A: I had a conversation with a Beaverton School District employee who conveyed a story about children who take the MAX out to Gresham at night because it's one of the few cities that have open shelter beds. The children then return to Beaverton in the early hours of the morning when their parents get off their night shifts, only to clean themselves in the bathrooms at school.
This issue is only getting worse for children and families. We need to return to this issue to figure out how to solve the problem of no-cause evictions. I will be a new voice, and I hope to reach out to some of my colleagues in both chambers to attempt to bring relief to all Oregon families. I'll also work with advocates to see if there are additional solutions that we didn't propose last time that might provide some interim relief.
Q: You repeatedly emphasized the importance of health care throughout your campaign, and expressed support for a single-payer system. What kinds of changes need to be made to Oregon's health care system, and what will you be advocating for in the Legislature?
A: I do support single-payer because I think it's critical that we have one payer negotiating on behalf of the largest pool of consumers. However, there are interim steps that Oregon has taken to start moving us there, like our state-run coordinated care model.
In addition, prescription drug prices are skyrocketing and consumers — the state and individuals — need to know if we're being gouged. California and Nevada passed pharmaceutical transparency bills recently, and I'd like to consider tackling similar legislation in February.

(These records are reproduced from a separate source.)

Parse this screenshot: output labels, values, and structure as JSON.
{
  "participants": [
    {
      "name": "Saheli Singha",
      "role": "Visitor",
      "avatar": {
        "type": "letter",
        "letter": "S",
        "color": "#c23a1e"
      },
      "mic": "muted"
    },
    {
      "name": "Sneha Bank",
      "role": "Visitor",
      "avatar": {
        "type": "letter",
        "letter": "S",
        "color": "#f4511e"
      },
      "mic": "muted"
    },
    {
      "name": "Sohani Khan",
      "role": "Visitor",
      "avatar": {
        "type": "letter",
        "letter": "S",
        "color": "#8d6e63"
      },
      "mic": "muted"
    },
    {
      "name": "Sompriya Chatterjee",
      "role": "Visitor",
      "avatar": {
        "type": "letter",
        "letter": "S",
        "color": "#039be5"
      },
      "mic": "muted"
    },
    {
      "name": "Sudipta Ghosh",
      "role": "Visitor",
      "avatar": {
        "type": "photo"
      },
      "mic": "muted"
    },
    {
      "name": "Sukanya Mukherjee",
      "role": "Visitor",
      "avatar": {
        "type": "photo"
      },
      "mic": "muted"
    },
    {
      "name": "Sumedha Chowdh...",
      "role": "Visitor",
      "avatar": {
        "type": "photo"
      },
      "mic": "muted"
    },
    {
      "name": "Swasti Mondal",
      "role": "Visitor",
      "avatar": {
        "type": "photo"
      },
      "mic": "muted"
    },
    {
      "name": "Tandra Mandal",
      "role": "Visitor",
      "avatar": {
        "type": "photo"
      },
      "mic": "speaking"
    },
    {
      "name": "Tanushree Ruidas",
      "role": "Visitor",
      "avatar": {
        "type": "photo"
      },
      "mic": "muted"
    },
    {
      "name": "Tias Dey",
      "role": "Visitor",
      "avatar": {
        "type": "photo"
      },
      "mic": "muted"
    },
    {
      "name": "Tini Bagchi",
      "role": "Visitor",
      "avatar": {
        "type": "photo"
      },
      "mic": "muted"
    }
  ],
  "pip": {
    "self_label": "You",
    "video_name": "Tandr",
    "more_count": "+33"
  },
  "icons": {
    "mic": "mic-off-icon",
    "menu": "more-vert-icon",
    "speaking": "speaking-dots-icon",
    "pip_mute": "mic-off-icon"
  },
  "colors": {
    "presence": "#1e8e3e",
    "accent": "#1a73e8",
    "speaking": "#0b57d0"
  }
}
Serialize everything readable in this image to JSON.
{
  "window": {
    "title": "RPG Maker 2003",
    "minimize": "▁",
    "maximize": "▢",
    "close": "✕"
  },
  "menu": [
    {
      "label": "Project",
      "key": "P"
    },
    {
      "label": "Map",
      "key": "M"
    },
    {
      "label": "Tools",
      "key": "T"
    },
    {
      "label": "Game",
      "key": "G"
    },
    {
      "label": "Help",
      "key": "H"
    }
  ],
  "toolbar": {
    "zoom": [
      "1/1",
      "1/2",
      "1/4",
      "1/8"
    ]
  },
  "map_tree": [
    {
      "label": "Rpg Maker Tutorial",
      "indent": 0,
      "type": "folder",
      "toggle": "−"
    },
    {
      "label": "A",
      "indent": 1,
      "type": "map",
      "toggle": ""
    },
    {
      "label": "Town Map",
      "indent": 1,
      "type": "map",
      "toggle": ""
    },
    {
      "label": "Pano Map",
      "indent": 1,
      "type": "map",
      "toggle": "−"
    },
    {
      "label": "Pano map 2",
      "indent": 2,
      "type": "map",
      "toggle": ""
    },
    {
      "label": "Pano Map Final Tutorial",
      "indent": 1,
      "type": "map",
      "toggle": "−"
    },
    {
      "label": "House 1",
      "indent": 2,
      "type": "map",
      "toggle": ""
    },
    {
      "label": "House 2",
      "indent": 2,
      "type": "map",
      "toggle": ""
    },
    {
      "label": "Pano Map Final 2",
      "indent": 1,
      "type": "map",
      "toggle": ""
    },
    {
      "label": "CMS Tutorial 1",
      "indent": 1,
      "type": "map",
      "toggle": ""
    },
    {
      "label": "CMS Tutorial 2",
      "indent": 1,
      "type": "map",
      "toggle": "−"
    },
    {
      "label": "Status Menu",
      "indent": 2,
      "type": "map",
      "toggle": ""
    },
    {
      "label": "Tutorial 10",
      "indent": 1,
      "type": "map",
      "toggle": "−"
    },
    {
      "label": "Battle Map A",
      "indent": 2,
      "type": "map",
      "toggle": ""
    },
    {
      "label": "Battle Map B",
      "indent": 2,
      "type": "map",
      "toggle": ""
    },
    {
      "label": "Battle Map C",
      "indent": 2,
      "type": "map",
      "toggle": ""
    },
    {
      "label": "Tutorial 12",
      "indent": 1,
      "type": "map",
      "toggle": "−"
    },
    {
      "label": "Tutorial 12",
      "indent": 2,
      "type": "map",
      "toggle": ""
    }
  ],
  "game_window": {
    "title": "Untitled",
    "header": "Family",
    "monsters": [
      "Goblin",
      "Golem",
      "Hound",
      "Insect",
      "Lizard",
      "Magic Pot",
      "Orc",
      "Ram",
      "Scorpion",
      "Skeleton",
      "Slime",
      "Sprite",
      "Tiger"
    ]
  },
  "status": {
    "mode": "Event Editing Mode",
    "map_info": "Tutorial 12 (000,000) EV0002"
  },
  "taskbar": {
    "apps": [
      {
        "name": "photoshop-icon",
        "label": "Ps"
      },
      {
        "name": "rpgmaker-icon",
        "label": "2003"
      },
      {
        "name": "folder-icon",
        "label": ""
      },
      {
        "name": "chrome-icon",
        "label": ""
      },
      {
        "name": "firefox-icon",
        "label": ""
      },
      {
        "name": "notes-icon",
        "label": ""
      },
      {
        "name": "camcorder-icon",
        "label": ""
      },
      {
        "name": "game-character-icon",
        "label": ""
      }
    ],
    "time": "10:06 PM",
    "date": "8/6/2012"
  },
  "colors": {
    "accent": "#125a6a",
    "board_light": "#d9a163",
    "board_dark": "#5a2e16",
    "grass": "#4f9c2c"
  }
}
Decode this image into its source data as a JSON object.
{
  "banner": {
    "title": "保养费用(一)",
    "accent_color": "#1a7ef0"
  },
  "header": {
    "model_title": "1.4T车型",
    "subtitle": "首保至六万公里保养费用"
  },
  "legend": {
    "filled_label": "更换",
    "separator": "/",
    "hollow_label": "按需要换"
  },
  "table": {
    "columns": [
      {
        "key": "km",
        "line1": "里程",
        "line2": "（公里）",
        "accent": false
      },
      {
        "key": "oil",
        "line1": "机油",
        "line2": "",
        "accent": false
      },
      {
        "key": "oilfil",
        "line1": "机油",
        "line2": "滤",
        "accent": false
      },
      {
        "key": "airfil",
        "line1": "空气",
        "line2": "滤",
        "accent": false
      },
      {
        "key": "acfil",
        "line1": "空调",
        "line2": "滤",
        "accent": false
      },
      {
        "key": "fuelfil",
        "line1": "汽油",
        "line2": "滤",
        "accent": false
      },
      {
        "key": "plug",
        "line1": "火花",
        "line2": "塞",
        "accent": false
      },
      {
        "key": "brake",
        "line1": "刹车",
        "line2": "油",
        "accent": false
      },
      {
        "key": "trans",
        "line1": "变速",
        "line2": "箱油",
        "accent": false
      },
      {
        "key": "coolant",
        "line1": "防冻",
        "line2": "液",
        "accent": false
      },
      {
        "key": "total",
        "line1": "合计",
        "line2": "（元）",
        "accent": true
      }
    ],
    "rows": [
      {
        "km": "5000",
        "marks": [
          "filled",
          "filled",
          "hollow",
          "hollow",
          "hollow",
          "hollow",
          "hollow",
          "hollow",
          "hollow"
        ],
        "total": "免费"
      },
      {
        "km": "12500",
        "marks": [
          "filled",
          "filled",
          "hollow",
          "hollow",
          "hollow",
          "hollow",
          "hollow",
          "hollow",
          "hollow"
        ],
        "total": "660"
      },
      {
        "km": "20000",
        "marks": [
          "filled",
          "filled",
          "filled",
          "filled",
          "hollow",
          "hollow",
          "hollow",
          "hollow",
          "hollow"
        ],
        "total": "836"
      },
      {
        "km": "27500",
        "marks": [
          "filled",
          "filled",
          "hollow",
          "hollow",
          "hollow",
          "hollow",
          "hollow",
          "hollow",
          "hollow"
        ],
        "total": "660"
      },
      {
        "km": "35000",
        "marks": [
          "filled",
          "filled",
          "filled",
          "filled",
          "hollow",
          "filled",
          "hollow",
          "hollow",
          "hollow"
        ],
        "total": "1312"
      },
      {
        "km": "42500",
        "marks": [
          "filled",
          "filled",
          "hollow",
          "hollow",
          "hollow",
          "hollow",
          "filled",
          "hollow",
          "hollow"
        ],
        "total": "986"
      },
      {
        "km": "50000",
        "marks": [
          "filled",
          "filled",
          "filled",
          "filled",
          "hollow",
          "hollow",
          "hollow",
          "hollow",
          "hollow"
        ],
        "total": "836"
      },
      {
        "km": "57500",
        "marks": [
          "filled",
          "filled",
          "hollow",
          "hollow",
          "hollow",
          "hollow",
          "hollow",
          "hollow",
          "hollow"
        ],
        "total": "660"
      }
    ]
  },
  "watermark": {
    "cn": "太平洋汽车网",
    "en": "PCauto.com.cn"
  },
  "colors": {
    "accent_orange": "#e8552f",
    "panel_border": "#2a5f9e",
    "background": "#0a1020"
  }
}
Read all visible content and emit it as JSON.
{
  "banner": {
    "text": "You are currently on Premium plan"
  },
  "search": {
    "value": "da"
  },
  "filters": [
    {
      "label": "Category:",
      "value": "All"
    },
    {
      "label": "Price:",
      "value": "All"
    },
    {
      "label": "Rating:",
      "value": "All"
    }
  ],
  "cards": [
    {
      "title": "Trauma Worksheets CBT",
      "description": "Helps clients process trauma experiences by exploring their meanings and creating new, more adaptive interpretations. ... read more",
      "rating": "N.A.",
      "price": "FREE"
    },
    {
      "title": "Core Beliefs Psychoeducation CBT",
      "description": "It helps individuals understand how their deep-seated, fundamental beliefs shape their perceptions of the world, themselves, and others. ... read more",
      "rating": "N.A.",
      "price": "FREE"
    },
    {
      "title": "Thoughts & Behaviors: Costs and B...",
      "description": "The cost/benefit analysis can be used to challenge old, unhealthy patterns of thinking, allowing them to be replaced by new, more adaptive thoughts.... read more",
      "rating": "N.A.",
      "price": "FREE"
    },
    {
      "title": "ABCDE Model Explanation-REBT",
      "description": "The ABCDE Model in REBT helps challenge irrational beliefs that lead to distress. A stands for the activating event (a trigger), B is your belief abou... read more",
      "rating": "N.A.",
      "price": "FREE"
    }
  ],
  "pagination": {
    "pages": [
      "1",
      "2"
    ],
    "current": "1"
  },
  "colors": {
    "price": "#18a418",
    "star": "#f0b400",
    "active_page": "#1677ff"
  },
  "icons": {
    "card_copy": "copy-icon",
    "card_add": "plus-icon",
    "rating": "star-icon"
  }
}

We should also be looking at the other big cost-driver: increasing hospital costs.
Q: With daily traffic jams on I-5, I-205 and Highway 217, it's safe to say both the Multnomah and Clackamas halves of HD38 are familiar with Portland's roadway congestion problems. What do you think about the recently-passed transportation package (including plans to widen parts of I-205), and is there more the Legislature needs to do? Can HD38 residents expect these state-level efforts to lead to tangible traffic improvements in their own district?
A: The transportation package will improve the safety and condition of Oregon's roads and bridges, while also supporting thousands of jobs and helping local businesses get their goods to market.
On I-205 specifically, outdated infrastructure like the Abernethy Bridge is causing congestion and is in need of seismic upgrades. I look forward to working with regional partners to ensure that this and other important projects that impact House District 38 are prioritized.
This transportation package also took a step in the right direction by investing in transit and safe pedestrian and bicycle access.
Q: What solutions do you see that could allow Oregon to resolve its revenue crunch? Would you support an approach in a similar vein to Measure 97 to raise more revenue? Are there necessary changes to PERS that need to be implemented before the state can recover?
A: I will look at all of the work done by the Joint Committee on Tax Reform from
the 2017 session as we consider the best proposal moving forward. The fact is, while working Oregonians pay their fair share, many corporations do not.
Oregon has long-term structural problems with its revenue system. In order to address those issues, we have to take bold action now or we will face more years of painful cuts to K-12 classrooms, higher education, health care and senior services.
On PERS, it is important that any changes we consider are fair and legal. Following previous attempts at changes to PERS benefits, the Oregon Supreme Court has drawn a clear line for what is and is not acceptable.
In the coming years, we are going to have a mass exodus of workers leaving the public workforce as baby boomers enter retirement. Public employers — including counties and cities — will have to compete with the Nikes and Intels of the world for new workers. I would hate to see state and local governments lose out on a talented workforce because they can't compete in the labor market.